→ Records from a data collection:
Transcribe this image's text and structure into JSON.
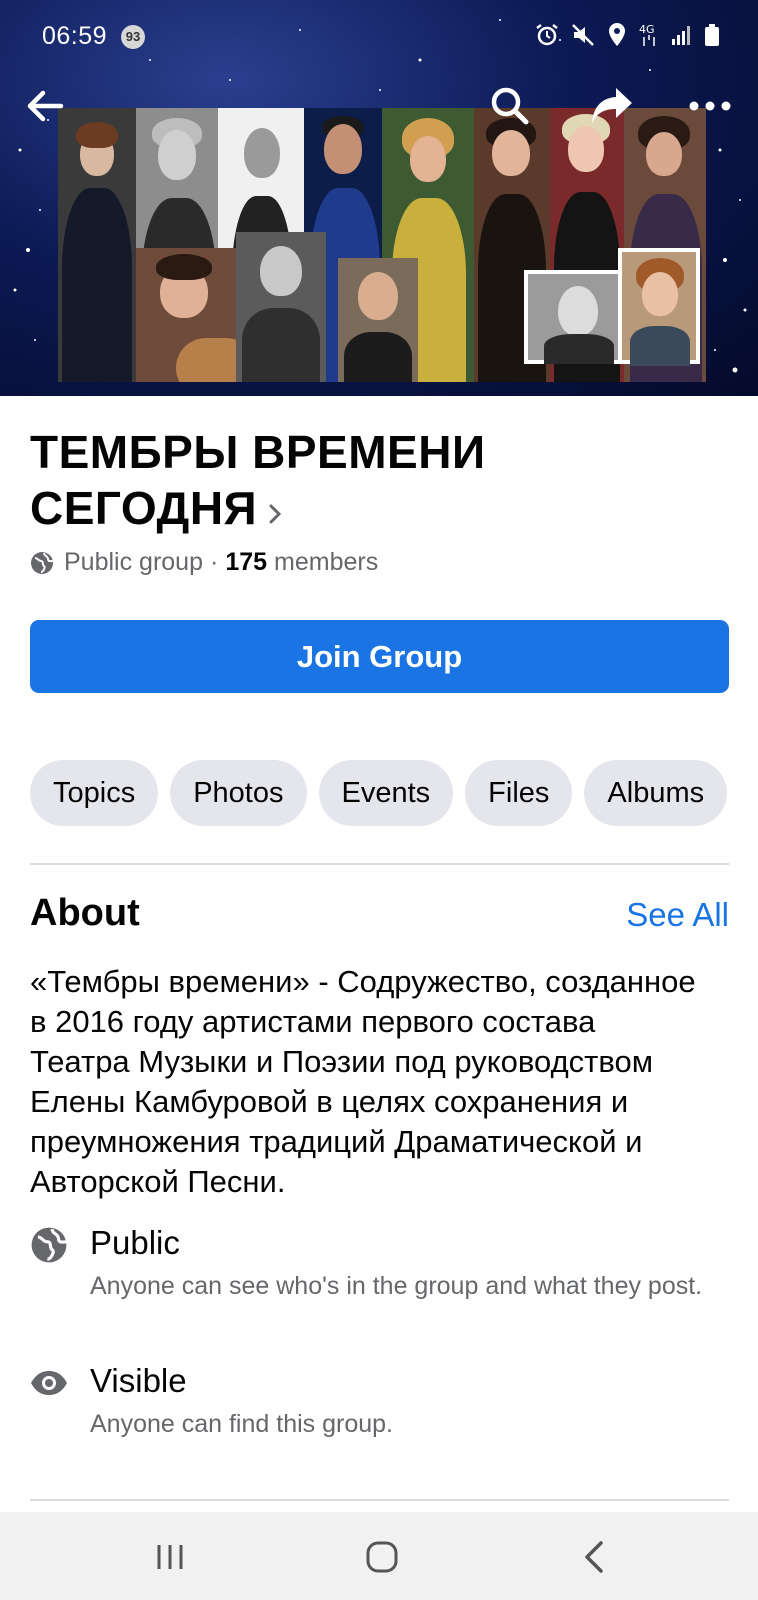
{
  "status_bar": {
    "time": "06:59",
    "notification_count": "93",
    "network": "4G"
  },
  "cover": {
    "actions": [
      "back-arrow-icon",
      "search-icon",
      "share-icon",
      "more-icon"
    ]
  },
  "group": {
    "title": "ТЕМБРЫ ВРЕМЕНИ СЕГОДНЯ",
    "privacy": "Public group",
    "separator": "·",
    "member_count": "175",
    "members_label": "members"
  },
  "join_button": "Join Group",
  "tabs": [
    {
      "label": "Topics"
    },
    {
      "label": "Photos"
    },
    {
      "label": "Events"
    },
    {
      "label": "Files"
    },
    {
      "label": "Albums"
    }
  ],
  "about": {
    "heading": "About",
    "see_all": "See All",
    "description": "«Тембры времени» - Содружество, созданное\nв 2016 году артистами первого состава\nТеатра Музыки  и Поэзии под руководством\nЕлены Камбуровой в целях сохранения и\nпреумножения традиций Драматической и\nАвторской  Песни.",
    "items": [
      {
        "icon": "globe-icon",
        "label": "Public",
        "sub": "Anyone can see who's in the group and what they post."
      },
      {
        "icon": "eye-icon",
        "label": "Visible",
        "sub": "Anyone can find this group."
      }
    ]
  },
  "colors": {
    "accent": "#1b74e4",
    "pill_bg": "#e4e6eb",
    "secondary_text": "#65676b"
  }
}
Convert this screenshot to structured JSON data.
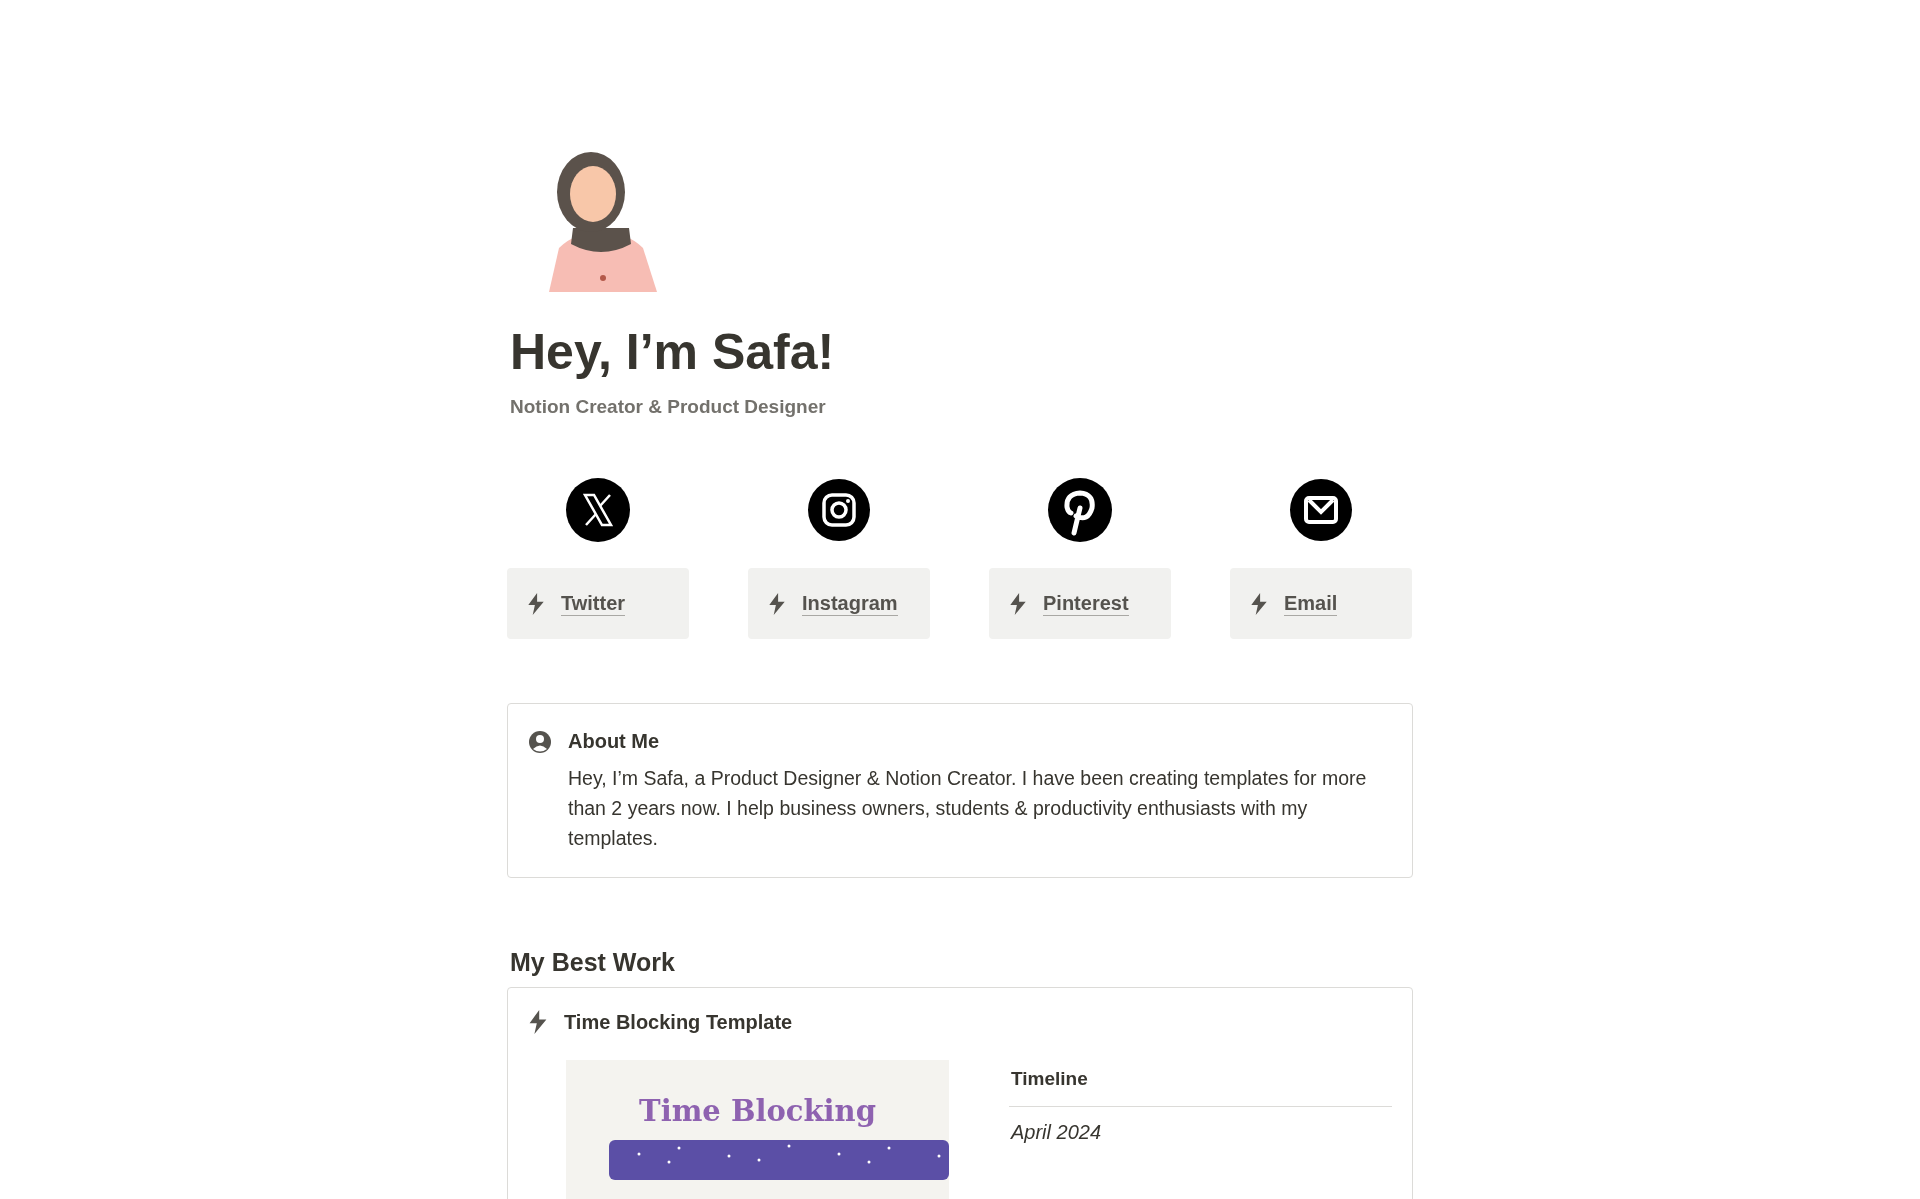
{
  "profile": {
    "name": "Hey, I’m Safa!",
    "tagline": "Notion Creator & Product Designer"
  },
  "socials": [
    {
      "kind": "x",
      "label": "Twitter"
    },
    {
      "kind": "instagram",
      "label": "Instagram"
    },
    {
      "kind": "pinterest",
      "label": "Pinterest"
    },
    {
      "kind": "mail",
      "label": "Email"
    }
  ],
  "about": {
    "title": "About Me",
    "text": "Hey, I’m Safa, a Product Designer & Notion Creator. I have been creating templates for more than 2 years now. I help business owners, students & productivity enthusiasts with my templates."
  },
  "best_work": {
    "heading": "My Best Work",
    "items": [
      {
        "title": "Time Blocking Template",
        "preview_title": "Time Blocking",
        "property": "Timeline",
        "value": "April 2024"
      }
    ]
  }
}
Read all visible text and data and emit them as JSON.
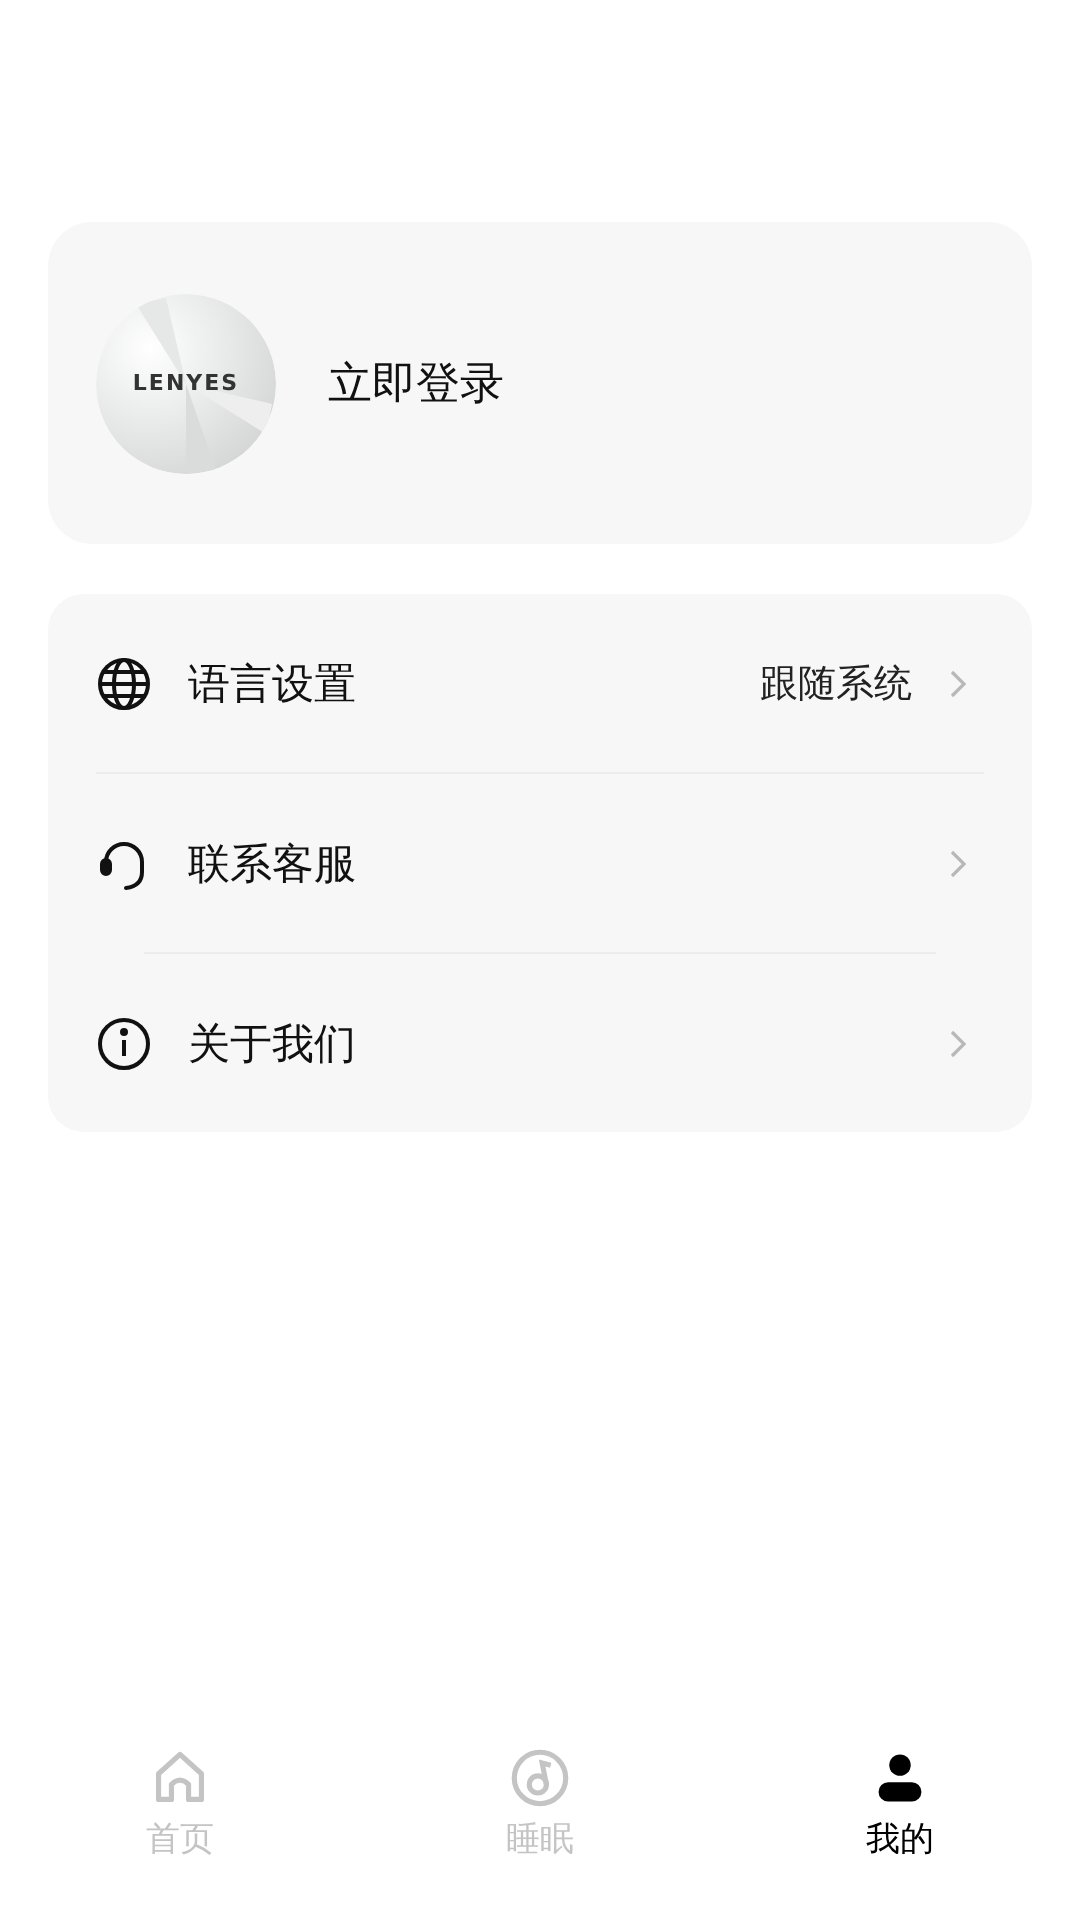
{
  "profile": {
    "logo_text": "LENYES",
    "login_label": "立即登录"
  },
  "menu": [
    {
      "kind": "language",
      "label": "语言设置",
      "value": "跟随系统"
    },
    {
      "kind": "support",
      "label": "联系客服"
    },
    {
      "kind": "about",
      "label": "关于我们"
    }
  ],
  "tab_bar": [
    {
      "kind": "home",
      "label": "首页",
      "selected": false
    },
    {
      "kind": "sleep",
      "label": "睡眠",
      "selected": false
    },
    {
      "kind": "me",
      "label": "我的",
      "selected": true
    }
  ]
}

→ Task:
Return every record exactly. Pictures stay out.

→ Your response:
Transcribe this image's text and structure into JSON.
{
  "status_bar": {
    "time": "06:59",
    "notification_count": "93",
    "network": "4G"
  },
  "cover": {
    "actions": [
      "back-arrow-icon",
      "search-icon",
      "share-icon",
      "more-icon"
    ]
  },
  "group": {
    "title": "ТЕМБРЫ ВРЕМЕНИ СЕГОДНЯ",
    "privacy": "Public group",
    "separator": "·",
    "member_count": "175",
    "members_label": "members"
  },
  "join_button": "Join Group",
  "tabs": [
    {
      "label": "Topics"
    },
    {
      "label": "Photos"
    },
    {
      "label": "Events"
    },
    {
      "label": "Files"
    },
    {
      "label": "Albums"
    }
  ],
  "about": {
    "heading": "About",
    "see_all": "See All",
    "description": "«Тембры времени» - Содружество, созданное\nв 2016 году артистами первого состава\nТеатра Музыки  и Поэзии под руководством\nЕлены Камбуровой в целях сохранения и\nпреумножения традиций Драматической и\nАвторской  Песни.",
    "items": [
      {
        "icon": "globe-icon",
        "label": "Public",
        "sub": "Anyone can see who's in the group and what they post."
      },
      {
        "icon": "eye-icon",
        "label": "Visible",
        "sub": "Anyone can find this group."
      }
    ]
  },
  "colors": {
    "accent": "#1b74e4",
    "pill_bg": "#e4e6eb",
    "secondary_text": "#65676b"
  }
}
Convert this screenshot to structured JSON data.
{
  "profile": {
    "name": "Hey, I’m Safa!",
    "tagline": "Notion Creator & Product Designer"
  },
  "socials": [
    {
      "kind": "x",
      "label": "Twitter"
    },
    {
      "kind": "instagram",
      "label": "Instagram"
    },
    {
      "kind": "pinterest",
      "label": "Pinterest"
    },
    {
      "kind": "mail",
      "label": "Email"
    }
  ],
  "about": {
    "title": "About Me",
    "text": "Hey, I’m Safa, a Product Designer & Notion Creator. I have been creating templates for more than 2 years now. I help business owners, students & productivity enthusiasts with my templates."
  },
  "best_work": {
    "heading": "My Best Work",
    "items": [
      {
        "title": "Time Blocking Template",
        "preview_title": "Time Blocking",
        "property": "Timeline",
        "value": "April 2024"
      }
    ]
  }
}
Read all visible text and data and emit them as JSON.
{
  "profile": {
    "logo_text": "LENYES",
    "login_label": "立即登录"
  },
  "menu": [
    {
      "kind": "language",
      "label": "语言设置",
      "value": "跟随系统"
    },
    {
      "kind": "support",
      "label": "联系客服"
    },
    {
      "kind": "about",
      "label": "关于我们"
    }
  ],
  "tab_bar": [
    {
      "kind": "home",
      "label": "首页",
      "selected": false
    },
    {
      "kind": "sleep",
      "label": "睡眠",
      "selected": false
    },
    {
      "kind": "me",
      "label": "我的",
      "selected": true
    }
  ]
}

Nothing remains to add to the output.